(Work required) Copy out all of the entries below without any change.

---

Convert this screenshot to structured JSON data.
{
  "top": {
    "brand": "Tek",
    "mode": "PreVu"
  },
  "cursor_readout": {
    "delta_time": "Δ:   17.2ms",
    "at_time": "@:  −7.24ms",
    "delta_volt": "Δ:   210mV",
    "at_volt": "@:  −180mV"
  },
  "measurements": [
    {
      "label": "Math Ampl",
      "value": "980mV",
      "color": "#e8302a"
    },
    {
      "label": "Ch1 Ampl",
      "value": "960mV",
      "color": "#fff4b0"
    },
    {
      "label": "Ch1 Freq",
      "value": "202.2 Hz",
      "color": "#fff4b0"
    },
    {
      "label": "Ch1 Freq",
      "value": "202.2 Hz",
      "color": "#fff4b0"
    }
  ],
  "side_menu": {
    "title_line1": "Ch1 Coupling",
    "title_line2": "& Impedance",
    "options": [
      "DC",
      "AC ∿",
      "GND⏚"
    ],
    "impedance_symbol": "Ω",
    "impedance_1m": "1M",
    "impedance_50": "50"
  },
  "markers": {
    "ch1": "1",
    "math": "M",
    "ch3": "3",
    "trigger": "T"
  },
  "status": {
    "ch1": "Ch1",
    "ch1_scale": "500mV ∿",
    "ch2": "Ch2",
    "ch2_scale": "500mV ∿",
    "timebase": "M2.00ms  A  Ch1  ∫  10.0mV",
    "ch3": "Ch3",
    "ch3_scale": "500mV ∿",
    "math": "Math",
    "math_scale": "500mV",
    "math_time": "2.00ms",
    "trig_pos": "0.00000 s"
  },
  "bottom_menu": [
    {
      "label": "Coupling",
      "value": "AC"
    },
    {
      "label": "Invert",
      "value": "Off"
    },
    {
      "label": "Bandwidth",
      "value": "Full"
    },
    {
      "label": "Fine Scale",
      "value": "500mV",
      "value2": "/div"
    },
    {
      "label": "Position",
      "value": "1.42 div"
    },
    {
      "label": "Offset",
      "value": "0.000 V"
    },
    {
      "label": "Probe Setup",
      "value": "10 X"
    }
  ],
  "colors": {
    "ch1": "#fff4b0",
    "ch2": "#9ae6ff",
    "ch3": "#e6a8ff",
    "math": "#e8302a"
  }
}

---

(Written answer)
Convert this screenshot to structured JSON data.
{
  "top": {
    "brand": "Tek",
    "mode": "PreVu"
  },
  "cursor_readout": {
    "delta_time": "Δ:   17.2ms",
    "at_time": "@:  −7.24ms",
    "delta_volt": "Δ:   210mV",
    "at_volt": "@:  −180mV"
  },
  "measurements": [
    {
      "label": "Math Ampl",
      "value": "980mV",
      "color": "#e8302a"
    },
    {
      "label": "Ch1 Ampl",
      "value": "960mV",
      "color": "#fff4b0"
    },
    {
      "label": "Ch1 Freq",
      "value": "202.2 Hz",
      "color": "#fff4b0"
    },
    {
      "label": "Ch1 Freq",
      "value": "202.2 Hz",
      "color": "#fff4b0"
    }
  ],
  "side_menu": {
    "title_line1": "Ch1 Coupling",
    "title_line2": "& Impedance",
    "options": [
      "DC",
      "AC ∿",
      "GND⏚"
    ],
    "impedance_symbol": "Ω",
    "impedance_1m": "1M",
    "impedance_50": "50"
  },
  "markers": {
    "ch1": "1",
    "math": "M",
    "ch3": "3",
    "trigger": "T"
  },
  "status": {
    "ch1": "Ch1",
    "ch1_scale": "500mV ∿",
    "ch2": "Ch2",
    "ch2_scale": "500mV ∿",
    "timebase": "M2.00ms  A  Ch1  ∫  10.0mV",
    "ch3": "Ch3",
    "ch3_scale": "500mV ∿",
    "math": "Math",
    "math_scale": "500mV",
    "math_time": "2.00ms",
    "trig_pos": "0.00000 s"
  },
  "bottom_menu": [
    {
      "label": "Coupling",
      "value": "AC"
    },
    {
      "label": "Invert",
      "value": "Off"
    },
    {
      "label": "Bandwidth",
      "value": "Full"
    },
    {
      "label": "Fine Scale",
      "value": "500mV",
      "value2": "/div"
    },
    {
      "label": "Position",
      "value": "1.42 div"
    },
    {
      "label": "Offset",
      "value": "0.000 V"
    },
    {
      "label": "Probe Setup",
      "value": "10 X"
    }
  ],
  "colors": {
    "ch1": "#fff4b0",
    "ch2": "#9ae6ff",
    "ch3": "#e6a8ff",
    "math": "#e8302a"
  }
}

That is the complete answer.